### What you are asked to do
Copy out each line below containing "screamer".

Data entries
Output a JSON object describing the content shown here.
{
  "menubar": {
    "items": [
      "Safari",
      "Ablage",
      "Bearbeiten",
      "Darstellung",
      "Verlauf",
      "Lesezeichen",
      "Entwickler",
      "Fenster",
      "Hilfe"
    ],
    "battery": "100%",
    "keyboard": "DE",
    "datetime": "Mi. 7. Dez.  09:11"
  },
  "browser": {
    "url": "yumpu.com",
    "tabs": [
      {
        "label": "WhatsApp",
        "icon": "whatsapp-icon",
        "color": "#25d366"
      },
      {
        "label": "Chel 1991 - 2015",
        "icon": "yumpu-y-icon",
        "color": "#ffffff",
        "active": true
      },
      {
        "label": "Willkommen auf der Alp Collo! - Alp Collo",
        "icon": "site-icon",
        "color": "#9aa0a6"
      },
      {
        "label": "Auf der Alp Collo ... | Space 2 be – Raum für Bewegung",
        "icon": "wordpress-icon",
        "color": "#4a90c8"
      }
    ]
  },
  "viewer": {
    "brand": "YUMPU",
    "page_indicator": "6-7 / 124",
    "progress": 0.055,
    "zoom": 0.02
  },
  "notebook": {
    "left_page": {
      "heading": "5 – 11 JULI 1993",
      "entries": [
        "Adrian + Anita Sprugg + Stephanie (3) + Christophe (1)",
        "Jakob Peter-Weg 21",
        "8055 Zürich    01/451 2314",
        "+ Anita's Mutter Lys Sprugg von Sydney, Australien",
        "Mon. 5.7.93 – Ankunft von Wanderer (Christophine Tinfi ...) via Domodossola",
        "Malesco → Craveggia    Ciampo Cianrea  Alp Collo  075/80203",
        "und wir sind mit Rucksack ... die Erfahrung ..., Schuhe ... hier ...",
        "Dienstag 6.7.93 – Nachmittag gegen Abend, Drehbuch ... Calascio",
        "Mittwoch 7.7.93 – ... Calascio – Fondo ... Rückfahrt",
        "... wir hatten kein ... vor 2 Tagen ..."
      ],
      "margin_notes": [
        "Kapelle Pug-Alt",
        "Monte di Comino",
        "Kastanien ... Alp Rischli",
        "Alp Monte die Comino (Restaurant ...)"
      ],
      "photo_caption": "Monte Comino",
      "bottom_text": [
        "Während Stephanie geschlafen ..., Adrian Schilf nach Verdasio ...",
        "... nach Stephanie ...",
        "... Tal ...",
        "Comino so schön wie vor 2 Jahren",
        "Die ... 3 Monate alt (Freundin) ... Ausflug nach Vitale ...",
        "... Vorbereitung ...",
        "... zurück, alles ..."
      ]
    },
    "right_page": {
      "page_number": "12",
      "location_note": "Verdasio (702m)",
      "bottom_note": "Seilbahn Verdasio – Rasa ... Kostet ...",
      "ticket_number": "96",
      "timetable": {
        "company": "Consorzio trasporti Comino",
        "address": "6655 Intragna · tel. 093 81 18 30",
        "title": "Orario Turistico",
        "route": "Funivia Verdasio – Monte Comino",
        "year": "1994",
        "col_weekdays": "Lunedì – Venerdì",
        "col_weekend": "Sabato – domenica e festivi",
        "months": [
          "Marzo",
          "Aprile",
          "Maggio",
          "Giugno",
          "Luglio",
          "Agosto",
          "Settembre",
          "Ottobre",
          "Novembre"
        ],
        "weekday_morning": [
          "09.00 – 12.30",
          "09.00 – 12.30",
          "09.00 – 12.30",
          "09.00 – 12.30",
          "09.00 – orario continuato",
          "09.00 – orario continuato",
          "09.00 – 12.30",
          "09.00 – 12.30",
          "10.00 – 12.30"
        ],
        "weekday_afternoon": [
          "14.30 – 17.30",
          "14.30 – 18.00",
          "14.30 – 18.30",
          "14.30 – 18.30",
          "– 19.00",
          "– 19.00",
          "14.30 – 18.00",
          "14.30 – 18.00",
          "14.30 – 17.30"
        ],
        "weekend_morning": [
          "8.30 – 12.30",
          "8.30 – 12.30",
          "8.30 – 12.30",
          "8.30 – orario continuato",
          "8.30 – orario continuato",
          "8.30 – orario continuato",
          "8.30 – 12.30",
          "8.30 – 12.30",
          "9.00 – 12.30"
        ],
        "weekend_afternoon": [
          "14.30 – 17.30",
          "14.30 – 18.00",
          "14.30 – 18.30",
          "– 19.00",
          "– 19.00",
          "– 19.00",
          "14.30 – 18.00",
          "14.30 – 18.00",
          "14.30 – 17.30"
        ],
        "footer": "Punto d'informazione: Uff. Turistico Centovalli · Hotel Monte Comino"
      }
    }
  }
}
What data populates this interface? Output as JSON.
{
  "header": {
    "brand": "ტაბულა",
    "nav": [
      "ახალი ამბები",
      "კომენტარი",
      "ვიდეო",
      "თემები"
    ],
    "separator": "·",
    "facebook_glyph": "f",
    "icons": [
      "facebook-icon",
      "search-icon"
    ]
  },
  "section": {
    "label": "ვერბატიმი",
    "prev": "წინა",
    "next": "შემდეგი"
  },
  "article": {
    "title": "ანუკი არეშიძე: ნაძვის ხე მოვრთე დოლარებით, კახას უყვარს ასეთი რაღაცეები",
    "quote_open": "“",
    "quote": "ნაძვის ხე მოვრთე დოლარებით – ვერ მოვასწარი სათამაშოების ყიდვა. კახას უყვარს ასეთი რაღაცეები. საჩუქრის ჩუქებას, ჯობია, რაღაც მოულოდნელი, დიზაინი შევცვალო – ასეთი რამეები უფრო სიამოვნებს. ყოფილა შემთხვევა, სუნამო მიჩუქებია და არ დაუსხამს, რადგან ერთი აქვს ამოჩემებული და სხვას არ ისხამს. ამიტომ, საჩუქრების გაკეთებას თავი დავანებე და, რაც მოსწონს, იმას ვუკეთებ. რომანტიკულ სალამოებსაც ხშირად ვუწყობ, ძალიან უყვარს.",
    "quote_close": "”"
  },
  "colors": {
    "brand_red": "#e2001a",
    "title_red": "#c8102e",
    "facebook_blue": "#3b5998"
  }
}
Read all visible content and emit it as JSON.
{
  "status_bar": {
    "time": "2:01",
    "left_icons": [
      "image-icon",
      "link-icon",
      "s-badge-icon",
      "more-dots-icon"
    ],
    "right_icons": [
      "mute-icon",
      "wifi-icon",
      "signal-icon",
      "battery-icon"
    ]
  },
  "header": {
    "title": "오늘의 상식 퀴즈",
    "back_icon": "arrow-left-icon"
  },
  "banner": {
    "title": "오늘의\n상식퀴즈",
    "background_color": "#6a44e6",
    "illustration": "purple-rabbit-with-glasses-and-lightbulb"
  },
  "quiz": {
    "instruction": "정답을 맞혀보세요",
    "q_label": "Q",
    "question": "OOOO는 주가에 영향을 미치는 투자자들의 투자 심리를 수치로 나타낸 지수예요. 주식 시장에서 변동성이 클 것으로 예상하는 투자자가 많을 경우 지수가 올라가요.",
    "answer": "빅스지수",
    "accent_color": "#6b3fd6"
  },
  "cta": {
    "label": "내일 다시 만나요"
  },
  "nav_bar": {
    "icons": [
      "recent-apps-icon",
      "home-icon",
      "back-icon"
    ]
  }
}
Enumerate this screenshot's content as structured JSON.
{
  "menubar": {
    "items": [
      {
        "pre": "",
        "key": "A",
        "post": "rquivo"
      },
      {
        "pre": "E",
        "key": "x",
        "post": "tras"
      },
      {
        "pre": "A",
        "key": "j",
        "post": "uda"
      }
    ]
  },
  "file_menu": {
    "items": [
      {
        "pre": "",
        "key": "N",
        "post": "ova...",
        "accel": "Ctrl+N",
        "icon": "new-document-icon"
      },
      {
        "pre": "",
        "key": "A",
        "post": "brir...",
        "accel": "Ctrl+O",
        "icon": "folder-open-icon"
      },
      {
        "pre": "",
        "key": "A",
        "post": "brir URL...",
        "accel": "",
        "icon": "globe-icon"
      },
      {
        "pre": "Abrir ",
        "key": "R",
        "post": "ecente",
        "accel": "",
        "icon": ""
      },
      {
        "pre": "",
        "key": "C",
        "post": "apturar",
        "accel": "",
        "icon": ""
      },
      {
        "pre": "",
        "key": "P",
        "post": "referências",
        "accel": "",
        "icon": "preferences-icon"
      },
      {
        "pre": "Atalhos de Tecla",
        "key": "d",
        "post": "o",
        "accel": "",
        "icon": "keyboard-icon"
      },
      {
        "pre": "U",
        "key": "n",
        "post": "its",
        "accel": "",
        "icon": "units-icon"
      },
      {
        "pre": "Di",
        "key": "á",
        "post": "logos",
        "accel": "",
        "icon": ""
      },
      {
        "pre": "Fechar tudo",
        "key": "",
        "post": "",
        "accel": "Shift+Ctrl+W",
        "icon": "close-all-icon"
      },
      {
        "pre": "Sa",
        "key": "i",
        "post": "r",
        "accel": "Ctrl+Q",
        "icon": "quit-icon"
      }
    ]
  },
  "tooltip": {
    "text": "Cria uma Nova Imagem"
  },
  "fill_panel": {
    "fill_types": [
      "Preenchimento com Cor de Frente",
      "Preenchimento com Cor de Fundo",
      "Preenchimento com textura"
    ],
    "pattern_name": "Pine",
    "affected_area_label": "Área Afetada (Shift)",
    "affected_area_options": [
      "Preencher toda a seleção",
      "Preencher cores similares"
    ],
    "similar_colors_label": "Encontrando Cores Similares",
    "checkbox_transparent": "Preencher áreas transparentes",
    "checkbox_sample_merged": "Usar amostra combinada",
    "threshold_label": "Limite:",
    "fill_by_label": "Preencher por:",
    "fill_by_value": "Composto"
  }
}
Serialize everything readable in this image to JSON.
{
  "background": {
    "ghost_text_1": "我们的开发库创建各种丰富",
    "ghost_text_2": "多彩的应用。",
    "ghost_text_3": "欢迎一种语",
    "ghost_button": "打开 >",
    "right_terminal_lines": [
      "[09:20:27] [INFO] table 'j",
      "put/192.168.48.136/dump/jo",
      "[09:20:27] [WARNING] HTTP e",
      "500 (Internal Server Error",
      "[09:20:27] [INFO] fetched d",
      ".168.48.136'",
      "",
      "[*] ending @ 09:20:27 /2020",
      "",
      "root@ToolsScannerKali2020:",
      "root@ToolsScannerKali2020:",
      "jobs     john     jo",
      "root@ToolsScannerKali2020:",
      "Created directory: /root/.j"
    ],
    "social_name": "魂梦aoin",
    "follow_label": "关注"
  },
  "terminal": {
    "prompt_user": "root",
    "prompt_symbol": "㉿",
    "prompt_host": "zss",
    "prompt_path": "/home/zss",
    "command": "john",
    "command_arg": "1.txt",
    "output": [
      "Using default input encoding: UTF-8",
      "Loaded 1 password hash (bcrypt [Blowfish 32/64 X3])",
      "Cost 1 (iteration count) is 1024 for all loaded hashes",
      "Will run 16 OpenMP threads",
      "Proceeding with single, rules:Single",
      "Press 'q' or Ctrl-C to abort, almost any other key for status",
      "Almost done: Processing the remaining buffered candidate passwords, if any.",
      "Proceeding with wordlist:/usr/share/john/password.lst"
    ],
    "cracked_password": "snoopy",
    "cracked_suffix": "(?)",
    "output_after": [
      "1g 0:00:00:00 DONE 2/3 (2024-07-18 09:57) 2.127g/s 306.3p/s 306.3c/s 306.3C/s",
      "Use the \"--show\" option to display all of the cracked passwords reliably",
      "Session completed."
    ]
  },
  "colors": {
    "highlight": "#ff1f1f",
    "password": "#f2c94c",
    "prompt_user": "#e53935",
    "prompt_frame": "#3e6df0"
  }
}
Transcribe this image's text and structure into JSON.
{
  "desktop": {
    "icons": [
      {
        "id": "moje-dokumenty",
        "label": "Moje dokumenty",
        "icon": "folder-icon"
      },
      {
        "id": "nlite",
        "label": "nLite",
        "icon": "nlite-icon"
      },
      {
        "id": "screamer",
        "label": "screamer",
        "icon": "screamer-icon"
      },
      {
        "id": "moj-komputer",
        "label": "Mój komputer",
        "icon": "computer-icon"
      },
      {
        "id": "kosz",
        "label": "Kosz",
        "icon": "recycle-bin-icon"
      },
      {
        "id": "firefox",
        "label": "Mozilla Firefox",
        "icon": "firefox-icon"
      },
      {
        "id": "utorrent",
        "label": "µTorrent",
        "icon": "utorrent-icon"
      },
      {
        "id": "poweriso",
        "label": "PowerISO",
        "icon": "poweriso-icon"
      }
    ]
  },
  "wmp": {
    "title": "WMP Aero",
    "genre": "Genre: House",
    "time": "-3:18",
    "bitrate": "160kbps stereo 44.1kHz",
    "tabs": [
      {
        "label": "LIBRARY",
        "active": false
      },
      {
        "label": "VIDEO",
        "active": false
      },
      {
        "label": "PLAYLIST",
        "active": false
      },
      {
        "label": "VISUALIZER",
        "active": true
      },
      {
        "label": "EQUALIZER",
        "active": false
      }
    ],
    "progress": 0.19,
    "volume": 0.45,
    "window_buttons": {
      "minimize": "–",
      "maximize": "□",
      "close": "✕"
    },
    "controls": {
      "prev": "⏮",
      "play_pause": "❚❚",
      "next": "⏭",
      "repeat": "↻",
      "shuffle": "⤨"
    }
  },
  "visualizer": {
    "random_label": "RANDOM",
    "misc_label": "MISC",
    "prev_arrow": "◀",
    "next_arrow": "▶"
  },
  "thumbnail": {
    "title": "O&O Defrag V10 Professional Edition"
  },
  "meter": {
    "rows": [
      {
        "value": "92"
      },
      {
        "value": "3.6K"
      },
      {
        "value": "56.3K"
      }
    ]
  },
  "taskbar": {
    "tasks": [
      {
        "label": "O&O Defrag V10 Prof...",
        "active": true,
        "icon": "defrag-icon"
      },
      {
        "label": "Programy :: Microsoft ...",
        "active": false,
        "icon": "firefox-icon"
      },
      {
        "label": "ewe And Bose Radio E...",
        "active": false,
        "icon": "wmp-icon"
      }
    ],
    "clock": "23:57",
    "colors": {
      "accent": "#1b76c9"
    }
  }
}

### Result of the task
        "id": "screamer",
        "label": "screamer",
        "icon": "screamer-icon"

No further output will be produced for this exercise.